Investigations: how far is far enough?
When conducting an investigation it's important to be balanced and thorough. But with complex allegations, it can be difficult to draw a line under…
When conducting a disciplinary investigation it is important to be both balanced and thorough. So far, so good. But when the allegations against an employee are complex, there are lots of witnesses involved or versions of events differ, it can be difficult to draw a line under enquiries. Must every aspect of the employee’s case be put to every witness? How far is far enough?
The High Court has shed some light on this important question in the case of Robert Hendy v Ministry of Justice.
The Ministry of Justice (MoJ) has been caught up in a two and a half year legal battle with a senior Court of Appeal lawyer accused of bullying conduct.
Robert Hendy, a Master in the Civil Appeals office, was suspended on full pay in December 2011 when two female colleagues made complaints about his bullying behaviour.
The High Court heard that an investigations officer was appointed under the MoJ disciplinary procedure. He concluded that Robert Hendy had made a number of sexual innuendo remarks which were meant in jest but had an adverse impact on the recipients. Robert Hendy complained that the issues were ‘trumped up’ and the result of a conspiracy between the two complainants.
A finding of gross misconduct was made against Robert Hendy in March 2013 and he was summarily dismissed. However, the appeal manager overturned the decision to dismiss him, on the grounds that his defence had not been tested by putting his version of events to the complainants.
Robert Hendy was reinstated but remained suspended. A new investigations officer was appointed to proceed with the disciplinary case. Robert Hendy claimed that the new process would be a ‘rubber stamping’ of the earlier decision and sought an injunction to halt proceedings until a fresh investigation by an independent person, agreed by both parties, was put in place.
Robert Hendy’s case was that the MoJ disciplinary procedure was contractual and therefore should be adhered to in every detail. In particular, he argued that his case should have been put to the complainants as suggested by the appeal manager and that this recommendation had actually become a contractual right in his favour.
Mr Justice Mann rejected the point about the appeal manager’s recommendations becoming contractual but considered that there was an arguable view that they should be followed because of the general duty of fairness.
His views on the question of whether Mr Hendy’s case had been adequately put to the complainants are very interesting. He stated that it was not, in his view, arguable that “each and every part of Mr Hendy’s case including his reasoning on credibility” needed to be “put to each and every relevant witness”. He observed that conducting a disciplinary investigation “is not a mechanical process”. What needs to be put to the complainants or witnesses in a case is “enough to enable a reasonable view to be reached”.
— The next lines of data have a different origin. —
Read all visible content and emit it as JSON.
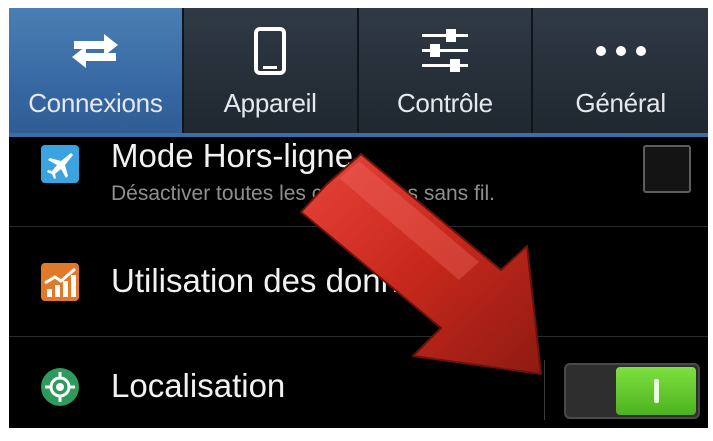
{
  "tabs": [
    {
      "label": "Connexions",
      "icon": "arrows-swap-icon",
      "active": true
    },
    {
      "label": "Appareil",
      "icon": "phone-icon",
      "active": false
    },
    {
      "label": "Contrôle",
      "icon": "sliders-icon",
      "active": false
    },
    {
      "label": "Général",
      "icon": "more-dots-icon",
      "active": false
    }
  ],
  "settings": {
    "airplane_mode": {
      "title": "Mode Hors-ligne",
      "subtitle": "Désactiver toutes les connexions sans fil.",
      "checked": false,
      "icon": "airplane-icon",
      "icon_color": "#3aa3e0"
    },
    "data_usage": {
      "title": "Utilisation des données",
      "icon": "data-usage-chart-icon",
      "icon_color": "#e07a2a"
    },
    "location": {
      "title": "Localisation",
      "enabled": true,
      "icon": "location-target-icon",
      "icon_color": "#2e9a5c"
    }
  },
  "overlay": {
    "icon": "red-arrow-annotation",
    "color": "#c8281c"
  },
  "colors": {
    "active_tab": "#3a6ea8",
    "switch_on": "#5cc92a"
  }
}
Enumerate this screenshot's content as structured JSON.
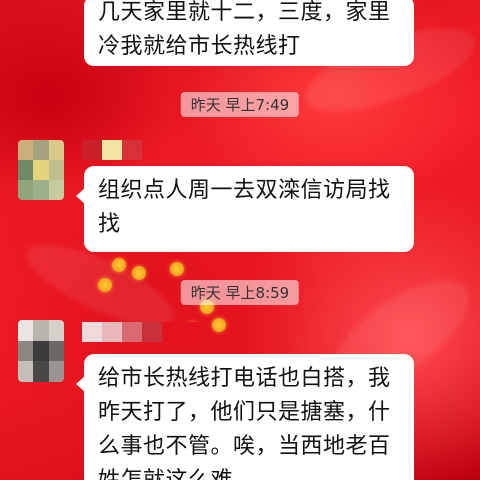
{
  "chat": {
    "messages": [
      {
        "kind": "incoming",
        "lines": [
          "几天家里就十二，三度，家里",
          "冷我就给市长热线打"
        ]
      },
      {
        "kind": "timestamp",
        "text": "昨天 早上7:49"
      },
      {
        "kind": "incoming",
        "lines": [
          "组织点人周一去双滦信访局找",
          "找"
        ]
      },
      {
        "kind": "timestamp",
        "text": "昨天 早上8:59"
      },
      {
        "kind": "incoming",
        "lines": [
          "给市长热线打电话也白搭，我",
          "昨天打了，他们只是搪塞，什",
          "么事也不管。唉，当西地老百",
          "姓怎就这么难"
        ]
      }
    ]
  },
  "colors": {
    "background": "#e0121d",
    "bubble": "#ffffff",
    "timestamp_bg": "rgba(255,255,255,0.55)"
  }
}
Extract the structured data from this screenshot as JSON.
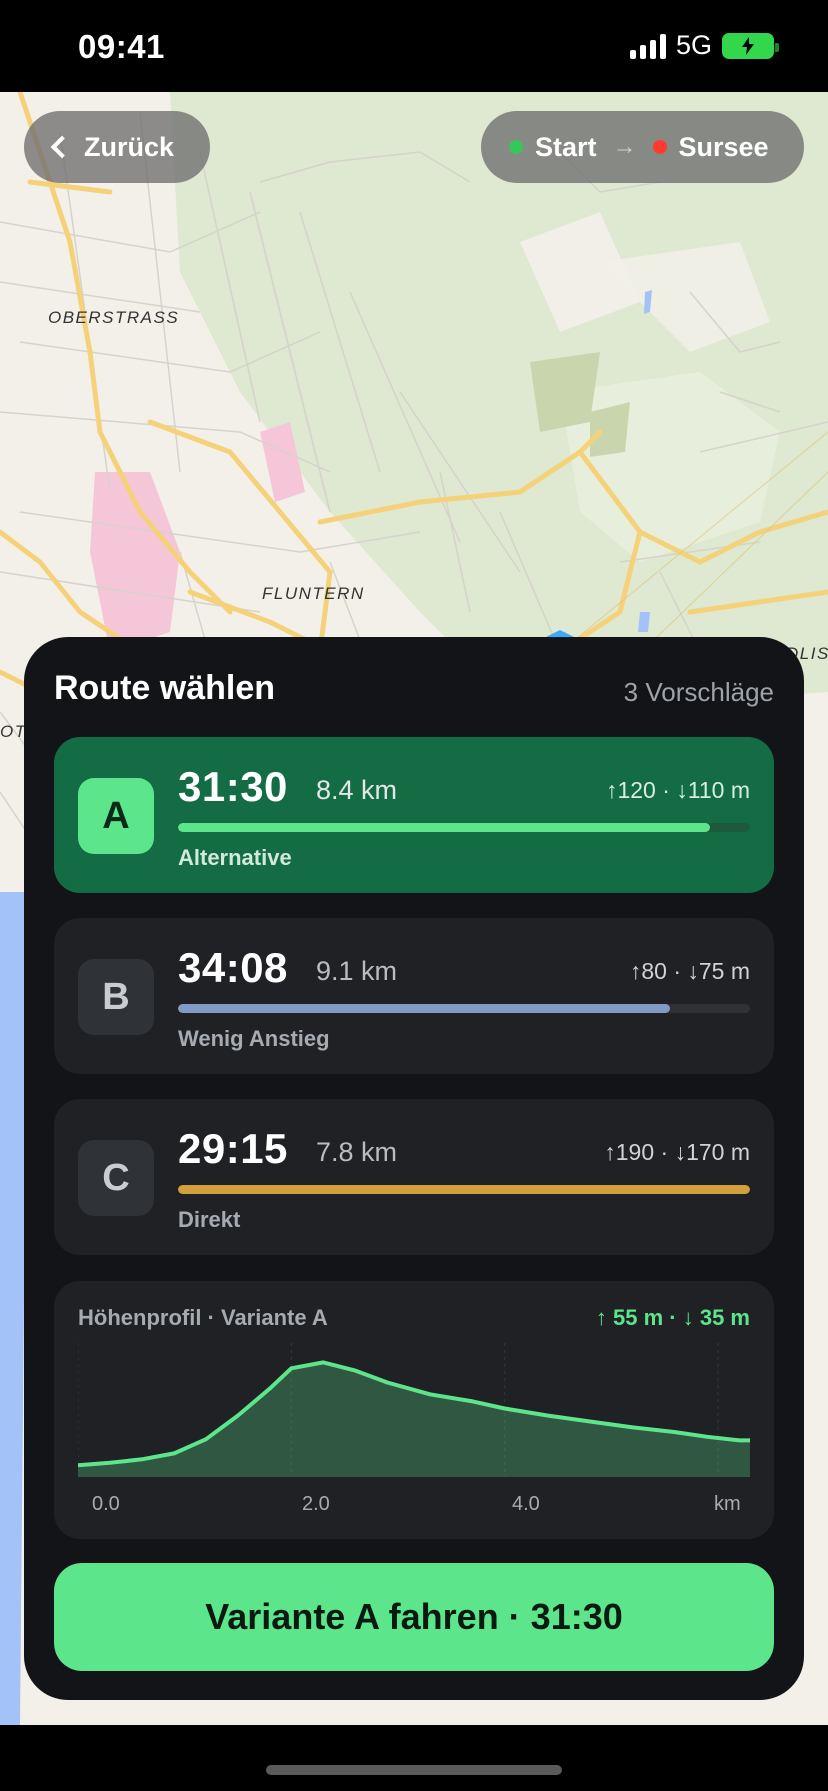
{
  "status_bar": {
    "time": "09:41",
    "network": "5G"
  },
  "map": {
    "labels": [
      "OBERSTRASS",
      "FLUNTERN",
      "DLIS",
      "OT"
    ]
  },
  "nav": {
    "back_label": "Zurück",
    "start_label": "Start",
    "arrow": "→",
    "destination_label": "Sursee",
    "start_color": "#34c759",
    "destination_color": "#ff3b30"
  },
  "sheet": {
    "title": "Route wählen",
    "count": "3 Vorschläge",
    "routes": [
      {
        "letter": "A",
        "time": "31:30",
        "distance": "8.4 km",
        "elevation": "↑120 · ↓110 m",
        "name": "Alternative",
        "color": "#5ce58b",
        "fill_fraction": 0.93,
        "selected": true
      },
      {
        "letter": "B",
        "time": "34:08",
        "distance": "9.1 km",
        "elevation": "↑80 · ↓75 m",
        "name": "Wenig Anstieg",
        "color": "#7f9cc4",
        "fill_fraction": 0.86,
        "selected": false
      },
      {
        "letter": "C",
        "time": "29:15",
        "distance": "7.8 km",
        "elevation": "↑190 · ↓170 m",
        "name": "Direkt",
        "color": "#d4a03f",
        "fill_fraction": 1.0,
        "selected": false
      }
    ],
    "elevation": {
      "title": "Höhenprofil · Variante A",
      "stats": "↑ 55 m  ·  ↓ 35 m",
      "ticks": [
        "0.0",
        "2.0",
        "4.0",
        "km"
      ]
    },
    "go_button": "Variante A fahren · 31:30"
  },
  "chart_data": {
    "type": "area",
    "x": [
      0.0,
      0.3,
      0.6,
      0.9,
      1.2,
      1.5,
      1.8,
      2.0,
      2.3,
      2.6,
      2.9,
      3.3,
      3.7,
      4.0,
      4.4,
      4.8,
      5.2,
      5.6,
      5.9,
      6.2,
      6.3
    ],
    "series": [
      {
        "values": [
          10,
          12,
          15,
          20,
          32,
          52,
          75,
          92,
          97,
          90,
          80,
          70,
          64,
          58,
          52,
          47,
          42,
          38,
          34,
          31,
          31
        ]
      }
    ],
    "xlim": [
      0,
      6.3
    ],
    "ylim": [
      0,
      110
    ],
    "grid": true,
    "color": "#5ce58b"
  }
}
Mr Justice Mann considered that the investigating officer had made great efforts to do this, although several matters were not put to the complainants. What was required was that the investigating officer “should do enough to be able to test the complainants’ credibility”. Lord Justice Mann concluded that the investigating officer’s procedures had been sufficiently fair.
Robert Hendy failed to establish there was unfairness of sufficient seriousness to justify halting the proceedings. Any outcome that might result from an allegedly unfair procedure could be challenged later before an employment tribunal, and damages sought. Granting an injunction to halt the procedure would leave Robert Hendy suspended on full salary for a further considerable time and such a financial loss to the MoJ needed to be weighed in the balance when considering the injunction. Robert Hendy’s application for injunction therefore failed.
Applications for such injunctions are rare and the Judge made it clear that employees cannot assume the court will always intervene whenever there is a perceived unfairness in a disciplinary procedure. “The court cannot micro-manage employment disputes” added Mr Justice Mann.
What can be taken from this case is that, when sharing evidence during the conduct of a disciplinary investigation, it is not necessary to put each and every piece of evidence to every relevant witness. Mr Justice Mann stated that “the process is not akin to a major trial, at which the whole factual case of one party is (by and large) expected to be put to the other. What needs to be put is enough to enable a reasonable view to be reached”.
These comments will be reassuring to all HR practitioners who work hard to conduct complex disciplinary investigations fairly. The Judgment in this case acknowledges that, despite best efforts, there may sometimes be small gaps in the evidence. These will not necessarily completely undermine a case as long as sufficient intelligent and targeted work as been done for the investigator to reach an informed and reasoned view of a matter.
If are struggling with a tricky disciplinary investigation, or have any questions about this case, please speak to Mandy Higgins, Partner, email@example.com or your usual Weightmans contact.